Last night I went outside for a bit to watch nature’s fireworks — the immense show of lightning that so often shows up on July fourth in Colorado. Standing there in the unearthly light, I was reminded of another time I watched the show. It was decades ago. I stood on the roof of the apartment building in Denver where I lived, and watched the far-off jagged lines of light.
It seems odd to think of that young woman and all she hadn’t yet experienced. All that she couldn’t even have imagined that would eventually happen to her. I think it was right before I met Jeff, so he wasn’t even in the picture. Our life together, our great cosmic connection, was on the horizon, but she hadn’t an inkling.
In fact, she didn’t think she’d be alive much longer. When she was young, she could project herself into the future, but that future always ended when she was twenty-five. No matter how she tried, she could never imagine her life after that. She thought it meant she would die that year, but instead, it meant she would come alive because that was the year she met Jeff. It makes sense to me now, that lack of any sense of the future, because how could she have projected herself into a future she couldn’t ever have imagined?
She couldn’t have imagined any of her life with Jeff. She couldn’t have imagined — though she dreamed — that she would learn to write and would become a published author. She couldn’t imagine how much something called a blog would mean to her (back then, there wasn’t even a hint of such a personal use for the computers that were just coming into renown).

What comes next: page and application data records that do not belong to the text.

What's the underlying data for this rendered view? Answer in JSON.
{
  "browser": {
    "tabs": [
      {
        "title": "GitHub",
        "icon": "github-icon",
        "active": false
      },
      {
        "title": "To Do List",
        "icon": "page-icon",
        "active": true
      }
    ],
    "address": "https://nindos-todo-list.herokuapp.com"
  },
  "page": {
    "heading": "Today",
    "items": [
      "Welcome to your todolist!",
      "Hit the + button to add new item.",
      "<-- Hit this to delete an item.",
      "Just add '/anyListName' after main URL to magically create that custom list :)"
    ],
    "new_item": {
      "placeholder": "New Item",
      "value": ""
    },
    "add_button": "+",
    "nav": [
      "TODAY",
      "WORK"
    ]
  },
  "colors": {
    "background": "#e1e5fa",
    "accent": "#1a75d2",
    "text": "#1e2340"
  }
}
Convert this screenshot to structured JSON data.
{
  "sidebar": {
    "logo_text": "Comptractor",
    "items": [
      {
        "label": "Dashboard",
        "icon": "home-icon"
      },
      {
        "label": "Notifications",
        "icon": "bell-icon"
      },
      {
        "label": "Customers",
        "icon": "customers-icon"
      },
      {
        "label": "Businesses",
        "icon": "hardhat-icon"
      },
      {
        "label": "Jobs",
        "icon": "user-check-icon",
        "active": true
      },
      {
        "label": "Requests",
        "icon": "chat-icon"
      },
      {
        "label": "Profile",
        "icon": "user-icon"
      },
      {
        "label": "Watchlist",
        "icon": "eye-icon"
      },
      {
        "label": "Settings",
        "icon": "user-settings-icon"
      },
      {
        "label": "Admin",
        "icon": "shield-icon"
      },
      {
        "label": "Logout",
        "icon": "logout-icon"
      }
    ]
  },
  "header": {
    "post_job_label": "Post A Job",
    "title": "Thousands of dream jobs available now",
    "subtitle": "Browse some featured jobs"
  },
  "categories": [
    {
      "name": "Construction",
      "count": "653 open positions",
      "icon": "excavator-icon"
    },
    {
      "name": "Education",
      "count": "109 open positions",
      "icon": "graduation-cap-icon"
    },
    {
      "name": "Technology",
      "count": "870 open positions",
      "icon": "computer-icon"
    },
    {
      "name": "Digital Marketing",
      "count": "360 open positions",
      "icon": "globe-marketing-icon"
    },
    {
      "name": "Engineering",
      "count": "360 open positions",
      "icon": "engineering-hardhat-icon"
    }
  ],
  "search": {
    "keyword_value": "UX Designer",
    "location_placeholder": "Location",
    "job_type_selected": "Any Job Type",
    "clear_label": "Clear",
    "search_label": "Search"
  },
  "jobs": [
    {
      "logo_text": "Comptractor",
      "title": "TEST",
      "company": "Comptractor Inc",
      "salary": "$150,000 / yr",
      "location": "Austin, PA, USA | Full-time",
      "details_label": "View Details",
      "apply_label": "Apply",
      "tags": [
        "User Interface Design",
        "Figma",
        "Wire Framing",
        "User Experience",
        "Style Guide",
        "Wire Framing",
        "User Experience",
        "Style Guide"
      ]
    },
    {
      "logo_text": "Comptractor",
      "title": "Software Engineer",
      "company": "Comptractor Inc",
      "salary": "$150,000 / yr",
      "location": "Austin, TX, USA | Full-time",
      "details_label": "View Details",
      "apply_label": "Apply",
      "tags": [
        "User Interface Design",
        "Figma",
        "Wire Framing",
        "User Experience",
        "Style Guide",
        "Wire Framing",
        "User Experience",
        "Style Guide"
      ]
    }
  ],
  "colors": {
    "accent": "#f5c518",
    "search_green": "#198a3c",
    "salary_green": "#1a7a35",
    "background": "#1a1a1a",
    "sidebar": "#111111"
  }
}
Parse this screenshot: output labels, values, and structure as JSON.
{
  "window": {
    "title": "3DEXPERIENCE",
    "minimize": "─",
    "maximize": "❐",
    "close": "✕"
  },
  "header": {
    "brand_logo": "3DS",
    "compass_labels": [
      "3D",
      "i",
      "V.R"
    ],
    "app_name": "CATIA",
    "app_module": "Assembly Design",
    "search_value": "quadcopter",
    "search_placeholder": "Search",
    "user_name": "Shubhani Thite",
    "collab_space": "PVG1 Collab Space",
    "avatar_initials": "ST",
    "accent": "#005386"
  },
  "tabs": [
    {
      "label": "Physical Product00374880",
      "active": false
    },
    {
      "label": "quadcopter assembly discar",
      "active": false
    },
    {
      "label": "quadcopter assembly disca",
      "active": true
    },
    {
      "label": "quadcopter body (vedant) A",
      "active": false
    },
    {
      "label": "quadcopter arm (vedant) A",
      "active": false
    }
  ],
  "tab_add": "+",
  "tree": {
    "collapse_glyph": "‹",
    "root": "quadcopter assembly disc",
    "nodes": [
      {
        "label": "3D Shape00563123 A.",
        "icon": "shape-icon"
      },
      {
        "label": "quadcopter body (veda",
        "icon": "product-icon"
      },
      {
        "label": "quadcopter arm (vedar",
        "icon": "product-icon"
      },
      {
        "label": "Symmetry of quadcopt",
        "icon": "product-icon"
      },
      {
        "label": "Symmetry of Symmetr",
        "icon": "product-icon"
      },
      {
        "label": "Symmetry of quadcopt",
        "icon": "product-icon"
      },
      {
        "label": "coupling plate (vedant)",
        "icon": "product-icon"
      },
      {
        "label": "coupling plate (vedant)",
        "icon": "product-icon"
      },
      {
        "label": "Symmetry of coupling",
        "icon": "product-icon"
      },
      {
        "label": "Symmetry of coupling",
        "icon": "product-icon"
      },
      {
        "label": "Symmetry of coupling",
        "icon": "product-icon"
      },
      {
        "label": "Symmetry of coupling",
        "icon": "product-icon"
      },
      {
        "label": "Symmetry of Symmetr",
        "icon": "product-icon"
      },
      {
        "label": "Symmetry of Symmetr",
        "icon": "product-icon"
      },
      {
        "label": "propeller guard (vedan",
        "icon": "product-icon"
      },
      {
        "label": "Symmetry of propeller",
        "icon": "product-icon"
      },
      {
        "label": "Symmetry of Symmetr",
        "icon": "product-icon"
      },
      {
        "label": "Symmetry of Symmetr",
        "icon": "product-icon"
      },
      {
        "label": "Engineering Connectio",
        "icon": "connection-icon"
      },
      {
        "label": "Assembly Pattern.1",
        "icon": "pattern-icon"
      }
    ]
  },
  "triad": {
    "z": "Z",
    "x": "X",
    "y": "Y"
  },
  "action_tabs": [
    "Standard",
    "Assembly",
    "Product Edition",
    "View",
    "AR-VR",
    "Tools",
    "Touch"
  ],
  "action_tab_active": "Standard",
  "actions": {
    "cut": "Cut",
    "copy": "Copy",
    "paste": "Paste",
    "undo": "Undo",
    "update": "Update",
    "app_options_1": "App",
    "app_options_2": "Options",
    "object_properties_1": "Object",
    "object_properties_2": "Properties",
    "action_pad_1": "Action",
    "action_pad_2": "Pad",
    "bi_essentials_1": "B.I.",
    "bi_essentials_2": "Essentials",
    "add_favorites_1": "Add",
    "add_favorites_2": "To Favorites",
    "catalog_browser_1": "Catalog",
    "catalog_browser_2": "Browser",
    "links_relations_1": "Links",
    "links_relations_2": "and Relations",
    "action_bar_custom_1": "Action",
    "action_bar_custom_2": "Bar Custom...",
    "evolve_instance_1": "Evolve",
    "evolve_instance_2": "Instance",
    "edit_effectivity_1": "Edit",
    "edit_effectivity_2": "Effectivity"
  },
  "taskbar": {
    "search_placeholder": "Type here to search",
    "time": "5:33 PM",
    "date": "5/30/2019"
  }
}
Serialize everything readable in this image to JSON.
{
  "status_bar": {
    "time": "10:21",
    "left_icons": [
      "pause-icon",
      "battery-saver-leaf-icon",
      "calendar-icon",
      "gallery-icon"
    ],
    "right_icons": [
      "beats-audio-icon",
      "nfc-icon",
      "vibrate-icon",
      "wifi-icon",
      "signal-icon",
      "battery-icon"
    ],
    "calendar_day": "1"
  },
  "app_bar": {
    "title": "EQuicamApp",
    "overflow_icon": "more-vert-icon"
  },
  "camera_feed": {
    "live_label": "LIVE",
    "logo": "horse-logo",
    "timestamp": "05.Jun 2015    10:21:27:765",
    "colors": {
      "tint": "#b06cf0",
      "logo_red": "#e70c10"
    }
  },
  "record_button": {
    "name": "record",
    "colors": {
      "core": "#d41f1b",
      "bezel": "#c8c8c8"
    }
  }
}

She couldn’t have imagined Jeff’s death and the grief that would all but destroy her before it rebuilt her. She couldn’t have imagined that anything would ever get her to take care of her father when he got old — it was the one thing she was determined she would never do. (Even at a young age, I knew I was the “designated daughter,” and Jeff saved me from that. For a while, anyway. But fate came calling.) She couldn’t have imagined living in California and especially not in the desert — she never liked California, and she hated the heat. And she could never have imagined finding peace and hope in the desert, or taking dance classes, or making so many friends. She never imagined that two of her brothers and both parents would die. (Though logically, she knew her parents would die at some point, but they were still in their middle years and a long way from the end, so she never thought about it.)
She could never have imagined traveling by herself, camping by herself, hiking and backpacking by herself. She could never even imagine having the self-confidence and courage and boldness such adventures would demand.
And especially, she could never have imagined owning a house.
All that was in her future, and it seems so strange that the young woman standing on the roof watching the lightning storm hadn’t even a glimmer that any of those momentous things would occur.
And yet, there I was last night, on the other end of that life, looking at what seemed the same storm, and knowing all that the young woman would experience.
Suddenly, the sounds of a war zone brought that reverie to an end. I had never lived anyplace where fireworks were legal, and oh, my — hours and hours of the sound of gunfire all around me. At one point, I looked out the back door because it seemed to me as if the sounds were coming from my yard, and I was shocked to see huge falls of sparks landing on my garage and house from the fireworks nearby neighbors had set off. Luckily, the long dry months had come to an end a couple of hours earlier, so there was no danger, but it still made me nervous.
Today, although all is sodden, it’s quiet. The war is over. The lightning that brought the flash of memory has receded into the past.
Or into the future.
Next year, or the year after, or ten years from now, perhaps I will again watch nature’s fireworks on the fourth, and I will be marveling at happenings I can’t imagine today.
Pat Bertram is the author of Grief: The Inside Story – A Guide to Surviving the Loss of a Loved One. “Grief: The Inside Story is perfect and that is not hyperbole! It is exactly what folk who are grieving need to read.” –Leesa Healy, RN, GDAS GDAT, Emotional/Mental Health Therapist & Educator